In any case, his proposals are "practical" - aka meaningless. Thus, he purrs, "there's every chance of achieving these guarantees throughout a parliament".

To the "colleagues", aka "European partners", the Boy says that we do not plan to sabotage the EU with these renegotiations. The idea is "to put Britain's place in Europe on a proper basis that can command the confidence of the British people."

People were told that they were joining a Common Market, but they joined a European Union. The new Conservative policy is a credible policy that voters who have been treated badly can believe in ... he says. And he is convincing who?

Clearly, Ken Clarke is one. He is "fully in support of this policy", says the Boy, which really tells you everything you need to know. However, Clarke is also on record as saying a Sovereignty Bill of the kind proposed by Cameron was "baloney". He is not wrong. "It's a sop, a gesture, worthless and pathetic," says a Tory Boy Blog commentator. He is not wrong either.

And for his closing admission, Cameron says "European leaders" did not like his commitment to a Lisbon referendum.

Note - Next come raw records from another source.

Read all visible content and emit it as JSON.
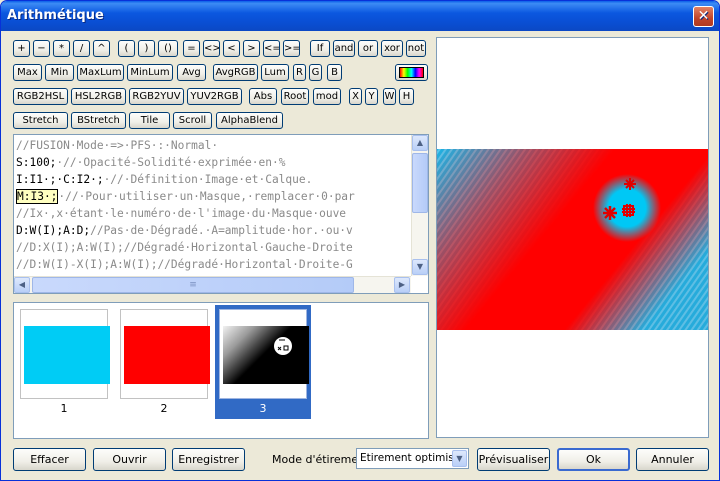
{
  "window": {
    "title": "Arithmétique",
    "close_glyph": "✕"
  },
  "toolbar": {
    "row1": [
      "+",
      "−",
      "*",
      "/",
      "^",
      "(",
      ")",
      "()",
      "=",
      "<>",
      "<",
      ">",
      "<=",
      ">=",
      "If",
      "and",
      "or",
      "xor",
      "not"
    ],
    "row2": [
      "Max",
      "Min",
      "MaxLum",
      "MinLum",
      "Avg",
      "AvgRGB",
      "Lum",
      "R",
      "G",
      "B"
    ],
    "row3": [
      "RGB2HSL",
      "HSL2RGB",
      "RGB2YUV",
      "YUV2RGB",
      "Abs",
      "Root",
      "mod",
      "X",
      "Y",
      "W",
      "H"
    ],
    "row4": [
      "Stretch",
      "BStretch",
      "Tile",
      "Scroll",
      "AlphaBlend"
    ],
    "palette_icon": "color-spectrum-icon"
  },
  "editor": {
    "lines": [
      [
        {
          "t": "//FUSION·Mode·=>·PFS·:·Normal·",
          "s": "comment"
        }
      ],
      [
        {
          "t": "S:100;",
          "s": "code"
        },
        {
          "t": "·//·Opacité-Solidité·exprimée·en·%",
          "s": "comment"
        }
      ],
      [
        {
          "t": "I:I1·;·C:I2·;",
          "s": "code"
        },
        {
          "t": "·//·Définition·Image·et·Calque.",
          "s": "comment"
        }
      ],
      [
        {
          "t": "M:I3·;",
          "s": "cursor"
        },
        {
          "t": "·//·Pour·utiliser·un·Masque,·remplacer·0·par",
          "s": "comment"
        }
      ],
      [
        {
          "t": "//Ix·,x·étant·le·numéro·de·l'image·du·Masque·ouve",
          "s": "comment"
        }
      ],
      [
        {
          "t": "D:W(I);A:D;",
          "s": "code"
        },
        {
          "t": "//Pas·de·Dégradé.·A=amplitude·hor.·ou·v",
          "s": "comment"
        }
      ],
      [
        {
          "t": "//D:X(I);A:W(I);//Dégradé·Horizontal·Gauche-Droite",
          "s": "comment"
        }
      ],
      [
        {
          "t": "//D:W(I)-X(I);A:W(I);//Dégradé·Horizontal·Droite-G",
          "s": "comment"
        }
      ]
    ],
    "scroll_up": "▲",
    "scroll_down": "▼",
    "scroll_left": "◀",
    "scroll_right": "▶",
    "grip": "≡"
  },
  "thumbnails": [
    {
      "label": "1",
      "kind": "cyan"
    },
    {
      "label": "2",
      "kind": "red"
    },
    {
      "label": "3",
      "kind": "mask",
      "selected": true
    }
  ],
  "colors": {
    "cyan": "#00ccf5",
    "red": "#ff0000",
    "select_blue": "#316ac5"
  },
  "footer": {
    "effacer": "Effacer",
    "ouvrir": "Ouvrir",
    "enregistrer": "Enregistrer",
    "mode_label": "Mode d'étirement",
    "mode_value": "Etirement optimisé",
    "dropdown_glyph": "▼",
    "previsualiser": "Prévisualiser",
    "ok": "Ok",
    "annuler": "Annuler"
  }
}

Thus, he was "as frank and clear" with other European leaders as he has been with the people of the UK. Which means they must be as much in the dark as we are.

This is described as "a very clever speech: gradualist Euroscepticism." Lots of vague promises and meaningless fluff. Beef? Forget it. Not just usual Tory fudge - bucket loads. "If this is what he meant by 'will not let it rest, then he's a lying toad," says another Tory Boy Blog commentator. She is not wrong either.

Says Glen Oglaza for Sky News about the Boy's "proposal" to take back power from the EU, "The only problem is that ALL 26 other EU countries would have to agree."

"How likely is that?" he asks. "Well, David Cameron pre-empted the question by asking it himself and offering the answer that these opt-outs would be in the party's manifesto for the election after NEXT - with the promise of a referendum."

"So, basically, this is about buying time and hoping the European problem goes away. Isn't it?" the man concludes. Tim Montgomerie over at Tory Boy Blog agrees. "David Cameron gives every impression of wanting to kick the European issue into the long grass so that he can get on with other things," he says. We could not have put it better ourselves.

Unsurprisingly, Gerald Warner comes to the same conclusion. "Cast-Iron Cameron's latest transparent ploy to kick Europe into the long grass," his piece is headed. All this Tory Euroguff is no more than a device to persuade gullible voters to stay with Dave and his forsworn party. Whether you fall for it or not is a simple intelligence test.

And just to confirm that Boy Dave's "do-nothing" policy on Europe is a busted flush, we have the European Movement welcoming the statement. Peter Luff says, "It makes more sense to deal with the real issues facing Europe right now than to pick an unnecessary and distracting argument with our European partners." Mrs Dale has the answer though. "Those who start spitting about voting UKIP can bugger off and do just that if it makes them feel better," he says.

The full text of the speech is here. The Boy has blown it.